Would you set down each line of the data below exactly?
START EXERCISE MATERIAL
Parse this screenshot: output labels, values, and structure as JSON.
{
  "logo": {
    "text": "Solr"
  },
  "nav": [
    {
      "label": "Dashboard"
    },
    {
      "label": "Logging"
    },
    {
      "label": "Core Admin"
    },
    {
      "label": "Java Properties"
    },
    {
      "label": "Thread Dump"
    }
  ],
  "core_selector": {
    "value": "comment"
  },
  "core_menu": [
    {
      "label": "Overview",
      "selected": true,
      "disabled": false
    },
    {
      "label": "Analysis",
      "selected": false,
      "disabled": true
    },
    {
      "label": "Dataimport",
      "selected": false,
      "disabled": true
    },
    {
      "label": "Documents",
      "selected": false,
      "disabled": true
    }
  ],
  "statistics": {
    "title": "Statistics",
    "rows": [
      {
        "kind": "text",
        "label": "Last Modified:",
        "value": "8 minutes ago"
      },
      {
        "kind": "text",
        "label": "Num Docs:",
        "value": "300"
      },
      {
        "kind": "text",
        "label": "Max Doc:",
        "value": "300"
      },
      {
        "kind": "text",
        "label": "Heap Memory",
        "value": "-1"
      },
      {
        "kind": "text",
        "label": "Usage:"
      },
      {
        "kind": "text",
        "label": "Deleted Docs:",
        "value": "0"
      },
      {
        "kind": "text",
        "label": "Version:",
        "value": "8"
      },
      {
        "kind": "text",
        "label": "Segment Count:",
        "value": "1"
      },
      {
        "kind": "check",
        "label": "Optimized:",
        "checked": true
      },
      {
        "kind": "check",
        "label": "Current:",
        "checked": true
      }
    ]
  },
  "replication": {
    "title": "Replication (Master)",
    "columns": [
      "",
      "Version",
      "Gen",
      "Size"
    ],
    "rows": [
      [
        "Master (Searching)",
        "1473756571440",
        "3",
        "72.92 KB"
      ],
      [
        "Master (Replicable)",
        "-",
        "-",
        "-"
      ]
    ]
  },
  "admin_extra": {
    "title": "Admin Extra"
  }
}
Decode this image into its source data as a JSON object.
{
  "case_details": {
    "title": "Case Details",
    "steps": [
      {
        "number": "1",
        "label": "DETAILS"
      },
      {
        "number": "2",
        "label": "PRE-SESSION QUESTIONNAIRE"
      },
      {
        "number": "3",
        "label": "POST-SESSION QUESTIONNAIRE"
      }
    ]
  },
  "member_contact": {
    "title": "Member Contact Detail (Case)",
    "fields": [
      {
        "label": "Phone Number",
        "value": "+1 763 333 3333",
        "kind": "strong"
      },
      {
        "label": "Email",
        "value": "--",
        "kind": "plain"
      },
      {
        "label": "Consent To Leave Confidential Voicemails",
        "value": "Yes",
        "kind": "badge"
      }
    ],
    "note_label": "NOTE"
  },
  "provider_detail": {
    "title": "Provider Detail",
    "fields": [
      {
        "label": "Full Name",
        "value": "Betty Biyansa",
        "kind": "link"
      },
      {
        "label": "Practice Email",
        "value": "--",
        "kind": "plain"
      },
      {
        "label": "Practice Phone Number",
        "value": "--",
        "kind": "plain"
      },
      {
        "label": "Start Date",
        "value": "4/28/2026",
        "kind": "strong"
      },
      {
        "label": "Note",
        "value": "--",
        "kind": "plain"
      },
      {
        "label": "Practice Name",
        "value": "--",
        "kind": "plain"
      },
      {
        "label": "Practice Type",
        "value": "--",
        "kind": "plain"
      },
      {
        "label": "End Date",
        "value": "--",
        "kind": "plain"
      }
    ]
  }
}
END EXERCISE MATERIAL
◆ TASK ANSWER:
Parse this screenshot: output labels, values, and structure as JSON.
{
  "logo": {
    "text": "Solr"
  },
  "nav": [
    {
      "label": "Dashboard"
    },
    {
      "label": "Logging"
    },
    {
      "label": "Core Admin"
    },
    {
      "label": "Java Properties"
    },
    {
      "label": "Thread Dump"
    }
  ],
  "core_selector": {
    "value": "comment"
  },
  "core_menu": [
    {
      "label": "Overview",
      "selected": true,
      "disabled": false
    },
    {
      "label": "Analysis",
      "selected": false,
      "disabled": true
    },
    {
      "label": "Dataimport",
      "selected": false,
      "disabled": true
    },
    {
      "label": "Documents",
      "selected": false,
      "disabled": true
    }
  ],
  "statistics": {
    "title": "Statistics",
    "rows": [
      {
        "kind": "text",
        "label": "Last Modified:",
        "value": "8 minutes ago"
      },
      {
        "kind": "text",
        "label": "Num Docs:",
        "value": "300"
      },
      {
        "kind": "text",
        "label": "Max Doc:",
        "value": "300"
      },
      {
        "kind": "text",
        "label": "Heap Memory",
        "value": "-1"
      },
      {
        "kind": "text",
        "label": "Usage:"
      },
      {
        "kind": "text",
        "label": "Deleted Docs:",
        "value": "0"
      },
      {
        "kind": "text",
        "label": "Version:",
        "value": "8"
      },
      {
        "kind": "text",
        "label": "Segment Count:",
        "value": "1"
      },
      {
        "kind": "check",
        "label": "Optimized:",
        "checked": true
      },
      {
        "kind": "check",
        "label": "Current:",
        "checked": true
      }
    ]
  },
  "replication": {
    "title": "Replication (Master)",
    "columns": [
      "",
      "Version",
      "Gen",
      "Size"
    ],
    "rows": [
      [
        "Master (Searching)",
        "1473756571440",
        "3",
        "72.92 KB"
      ],
      [
        "Master (Replicable)",
        "-",
        "-",
        "-"
      ]
    ]
  },
  "admin_extra": {
    "title": "Admin Extra"
  }
}
Decode this image into its source data as a JSON object.
{
  "case_details": {
    "title": "Case Details",
    "steps": [
      {
        "number": "1",
        "label": "DETAILS"
      },
      {
        "number": "2",
        "label": "PRE-SESSION QUESTIONNAIRE"
      },
      {
        "number": "3",
        "label": "POST-SESSION QUESTIONNAIRE"
      }
    ]
  },
  "member_contact": {
    "title": "Member Contact Detail (Case)",
    "fields": [
      {
        "label": "Phone Number",
        "value": "+1 763 333 3333",
        "kind": "strong"
      },
      {
        "label": "Email",
        "value": "--",
        "kind": "plain"
      },
      {
        "label": "Consent To Leave Confidential Voicemails",
        "value": "Yes",
        "kind": "badge"
      }
    ],
    "note_label": "NOTE"
  },
  "provider_detail": {
    "title": "Provider Detail",
    "fields": [
      {
        "label": "Full Name",
        "value": "Betty Biyansa",
        "kind": "link"
      },
      {
        "label": "Practice Email",
        "value": "--",
        "kind": "plain"
      },
      {
        "label": "Practice Phone Number",
        "value": "--",
        "kind": "plain"
      },
      {
        "label": "Start Date",
        "value": "4/28/2026",
        "kind": "strong"
      },
      {
        "label": "Note",
        "value": "--",
        "kind": "plain"
      },
      {
        "label": "Practice Name",
        "value": "--",
        "kind": "plain"
      },
      {
        "label": "Practice Type",
        "value": "--",
        "kind": "plain"
      },
      {
        "label": "End Date",
        "value": "--",
        "kind": "plain"
      }
    ]
  }
}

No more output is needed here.